7College of Public Health Sciences, Chulalongkorn University, Bangkok 10330, Thailand

Received 16 November 2013; Accepted 5 February 2014; Published 17 March 2014

Academic Editor: Terry Huang

Copyright © 2014 Wichai Aekplakorn et al. This is an open access article distributed under the Creative Commons Attribution License, which permits unrestricted use, distribution, and reproduction in any medium, provided the original work is properly cited.


We determined the prevalence of obesity in Thai adults aged 20 and over in 2009 and examined trends of body mass index (BMI) between 1991 and 2009. Data from Thai National Health Examination Survey for 19,181 adults in 2009 and 64,480 adults between 1991 and 2004 were used to calculate age-adjusted mean and prevalence. Logistic regression was used to examine the association of obesity with education level. In 2009, age-adjusted prevalence of obesity classes I (BMI 25–29.9 kg/m2) and II (BMI ≥30 kg/m2) in Thai adults aged ≥20 years were 26.0% and 9.0%, respectively. Compared with primary education, the odds of obesity class I were highest in men with university education. For women, the odds of obesity classes I and II were highest in those with primary education. BMI significantly increased from 21.6 kg/m2 in men and 22.8 kg/m2 in women in 1991 to 23.3 kg/m2 and 24.4 kg/m2 in 2009, respectively. The average BMI increases per decade were highest in men with secondary education (1.0 kg/m2, ) and in women with primary education with the same rate.

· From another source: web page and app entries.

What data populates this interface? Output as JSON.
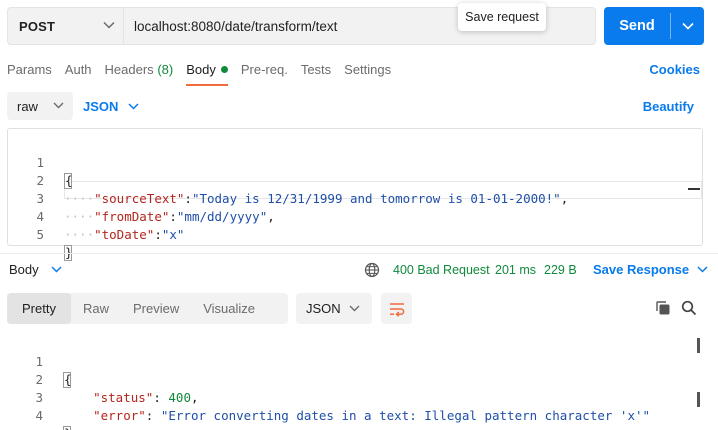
{
  "request": {
    "method": "POST",
    "url": "localhost:8080/date/transform/text",
    "tooltip": "Save request",
    "send_label": "Send"
  },
  "request_tabs": [
    {
      "label": "Params"
    },
    {
      "label": "Auth"
    },
    {
      "label": "Headers",
      "count": "(8)"
    },
    {
      "label": "Body",
      "active": true
    },
    {
      "label": "Pre-req."
    },
    {
      "label": "Tests"
    },
    {
      "label": "Settings"
    }
  ],
  "cookies_label": "Cookies",
  "body_options": {
    "mode": "raw",
    "language": "JSON",
    "beautify_label": "Beautify"
  },
  "request_body": {
    "line_numbers": [
      "1",
      "2",
      "3",
      "4",
      "5"
    ],
    "open_brace": "{",
    "close_brace": "}",
    "fields": [
      {
        "key": "\"sourceText\"",
        "value": "\"Today is 12/31/1999 and tomorrow is 01-01-2000!\"",
        "trail": ","
      },
      {
        "key": "\"fromDate\"",
        "value": "\"mm/dd/yyyy\"",
        "trail": ","
      },
      {
        "key": "\"toDate\"",
        "value": "\"x\"",
        "trail": ""
      }
    ]
  },
  "response": {
    "section_label": "Body",
    "status": "400 Bad Request",
    "time": "201 ms",
    "size": "229 B",
    "save_label": "Save Response",
    "tabs": [
      "Pretty",
      "Raw",
      "Preview",
      "Visualize"
    ],
    "active_tab": "Pretty",
    "format": "JSON",
    "line_numbers": [
      "1",
      "2",
      "3",
      "4"
    ],
    "status_key": "\"status\"",
    "status_value": "400",
    "error_key": "\"error\"",
    "error_value": "\"Error converting dates in a text: Illegal pattern character 'x'\""
  },
  "colors": {
    "accent": "#097bed",
    "success": "#0f8a3a",
    "tab_indicator": "#f26b3a",
    "json_key": "#b3261e",
    "json_string": "#1f4fa8"
  }
}
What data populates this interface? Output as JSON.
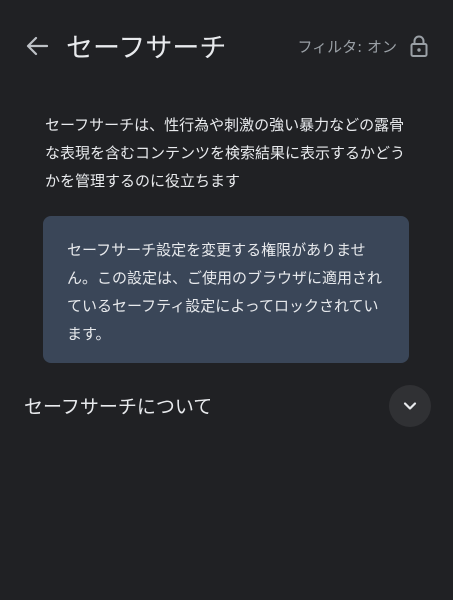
{
  "header": {
    "title": "セーフサーチ",
    "filter_status": "フィルタ: オン",
    "back_icon": "arrow-back-icon",
    "lock_icon": "lock-icon"
  },
  "description": "セーフサーチは、性行為や刺激の強い暴力などの露骨な表現を含むコンテンツを検索結果に表示するかどうかを管理するのに役立ちます",
  "notice": {
    "text": "セーフサーチ設定を変更する権限がありません。この設定は、ご使用のブラウザに適用されているセーフティ設定によってロックされています。"
  },
  "section": {
    "title": "セーフサーチについて",
    "expand_icon": "chevron-down-icon"
  },
  "colors": {
    "background": "#202124",
    "notice_background": "#3a4658",
    "text": "#e8eaed",
    "secondary_text": "#9aa0a6"
  }
}
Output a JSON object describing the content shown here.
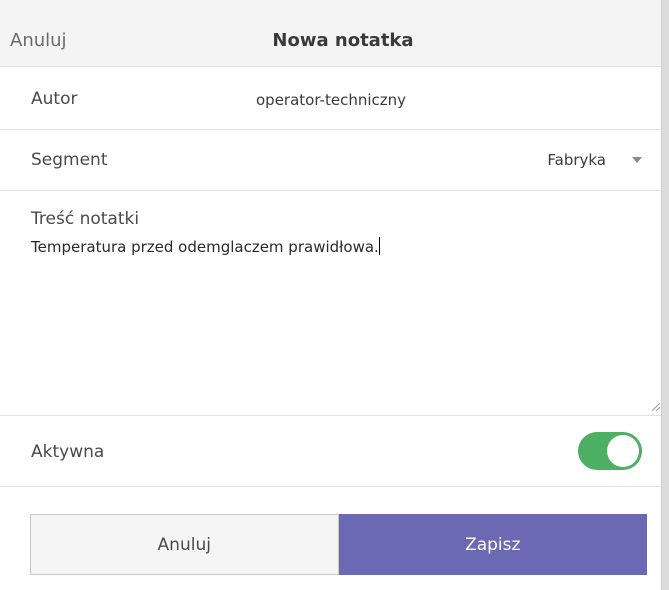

There were increasing trends in BMI with slight variation by SES groups in Thai men and women during 1991–2009.